Stage 2: 28.4 miles, 77% dirt, 2800, climbing. Stages 2 & 3 are "brutal" according to Sandy. Again, imagine a hole of golf that Tiger would call brutal. You have to translate to your own ability and terms. Brutal is a great word! Especially challenging is another description. Three peaks over 1700, and massive descents after each. While they are fun, just remember you climb right back up again. Two highlights included the 25% dirt climb at mile 42, and Arabian horse running with us at mile 44! There's a great place for swimming at the end as well. It's a nice place to wash up as you're pretty dusty and grungy by this point.

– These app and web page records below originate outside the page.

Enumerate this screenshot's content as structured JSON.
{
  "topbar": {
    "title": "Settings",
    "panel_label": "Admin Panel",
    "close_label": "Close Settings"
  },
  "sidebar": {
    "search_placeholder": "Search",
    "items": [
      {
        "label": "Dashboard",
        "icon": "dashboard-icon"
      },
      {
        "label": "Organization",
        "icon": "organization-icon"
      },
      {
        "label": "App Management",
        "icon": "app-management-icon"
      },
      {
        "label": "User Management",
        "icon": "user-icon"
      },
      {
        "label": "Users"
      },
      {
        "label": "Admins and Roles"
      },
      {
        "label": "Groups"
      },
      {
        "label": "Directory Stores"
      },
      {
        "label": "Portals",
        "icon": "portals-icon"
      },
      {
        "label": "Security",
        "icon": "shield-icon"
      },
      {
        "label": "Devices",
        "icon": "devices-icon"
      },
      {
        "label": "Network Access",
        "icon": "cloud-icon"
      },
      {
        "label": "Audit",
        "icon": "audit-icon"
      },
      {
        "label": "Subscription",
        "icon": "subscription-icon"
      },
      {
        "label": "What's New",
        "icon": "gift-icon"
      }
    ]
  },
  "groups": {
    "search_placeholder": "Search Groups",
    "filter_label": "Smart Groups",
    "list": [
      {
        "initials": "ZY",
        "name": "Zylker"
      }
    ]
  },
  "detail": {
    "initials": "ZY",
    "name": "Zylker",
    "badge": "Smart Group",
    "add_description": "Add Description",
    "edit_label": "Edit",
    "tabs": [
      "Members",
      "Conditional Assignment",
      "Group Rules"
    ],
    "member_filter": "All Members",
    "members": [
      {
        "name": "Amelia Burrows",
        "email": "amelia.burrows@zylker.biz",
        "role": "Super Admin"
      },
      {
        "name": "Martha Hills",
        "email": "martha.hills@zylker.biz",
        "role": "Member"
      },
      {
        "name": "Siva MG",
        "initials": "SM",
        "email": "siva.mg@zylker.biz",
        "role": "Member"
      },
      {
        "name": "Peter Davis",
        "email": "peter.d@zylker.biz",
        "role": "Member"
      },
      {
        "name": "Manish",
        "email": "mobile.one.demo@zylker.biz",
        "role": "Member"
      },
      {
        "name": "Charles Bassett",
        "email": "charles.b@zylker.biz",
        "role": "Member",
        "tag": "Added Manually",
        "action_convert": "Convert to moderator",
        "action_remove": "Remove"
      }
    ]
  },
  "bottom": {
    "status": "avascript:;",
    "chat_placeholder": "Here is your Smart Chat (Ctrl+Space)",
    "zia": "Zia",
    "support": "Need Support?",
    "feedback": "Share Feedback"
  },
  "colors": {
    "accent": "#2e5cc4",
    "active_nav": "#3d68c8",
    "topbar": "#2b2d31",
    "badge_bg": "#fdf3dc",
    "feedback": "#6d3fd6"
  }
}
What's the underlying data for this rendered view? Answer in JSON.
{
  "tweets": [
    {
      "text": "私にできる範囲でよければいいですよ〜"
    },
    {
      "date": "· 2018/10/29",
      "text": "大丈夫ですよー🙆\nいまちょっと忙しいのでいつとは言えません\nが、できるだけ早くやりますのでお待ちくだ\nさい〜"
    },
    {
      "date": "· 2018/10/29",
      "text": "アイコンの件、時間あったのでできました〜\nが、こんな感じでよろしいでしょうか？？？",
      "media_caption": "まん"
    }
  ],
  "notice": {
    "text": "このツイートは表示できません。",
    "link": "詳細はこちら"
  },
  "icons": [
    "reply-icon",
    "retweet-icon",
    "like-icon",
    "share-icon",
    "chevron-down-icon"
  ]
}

Stage 3: 32 miles, 70% dirt, 3000 climbing. Although there's less climbing listed I found this to be the hardest stage of them all. It seems everything is steep, rough, and it was getting hot at this point. You also are getting more and more miles in your legs as you approach each climb. Sandy listed 5 major peaks on the cue sheet in this 30 mile stretch, including a bear of a climb to finish the stage at the top of Patten Hill. You are rewarded 10-fold with the view at the top. Mentally the stage is easy in one way. You just count off the peaks and when you hit #5 you are done. There's always a point in each brevet where I realize, barring a major incident, the ride is "in the bag". In this stage approaching Patten Hill you get that mental boost from realizing the last major hurdle jumped over. Luckily, there is a convenience store just under a mile from the start of Patten Hill. I highly recommend a Coke or other quick fuel just before this climb.

Stage 4: 17.9 miles, 51% dirt, 700 climbing. Aaaaah, the finish is in sight. Nothing but a few small paved hills and some nice downhills and you are done. Just DON,T MISS TAYLOR RD. at mile 101. It's easy to miss when you are tired and missing it will surely add a nice 1-mile climb to get back! I know, we did it. Not too much to add here, but the finish is interesting. Sandy traditionally ends his personal rides in a local cornfield and he takes us through it on this ride. It's a lot of fun and surely adds to the mystique. You cruise back into Old Deerfield feeling like you've been gone for a weekend of camping. There's an odd sense of returning to civilization. You've completed an incredibly hard and brutal ride that you didn't want to end.

This was probably my best single day on a bicycle. It was great to ride with some familiar faces like Max, Melinda, Rick, and The Blayleys (wish we saw more of you). It was also nice to meet some new people like Bob Powers of Long Island. If you ever want to sell that X0-1 give me a call!

Sandy Whittlesey should get some kind of award for this ride. 12 years of planning and exploration really showed and really earned some good bike karma! Thank you and see you next year!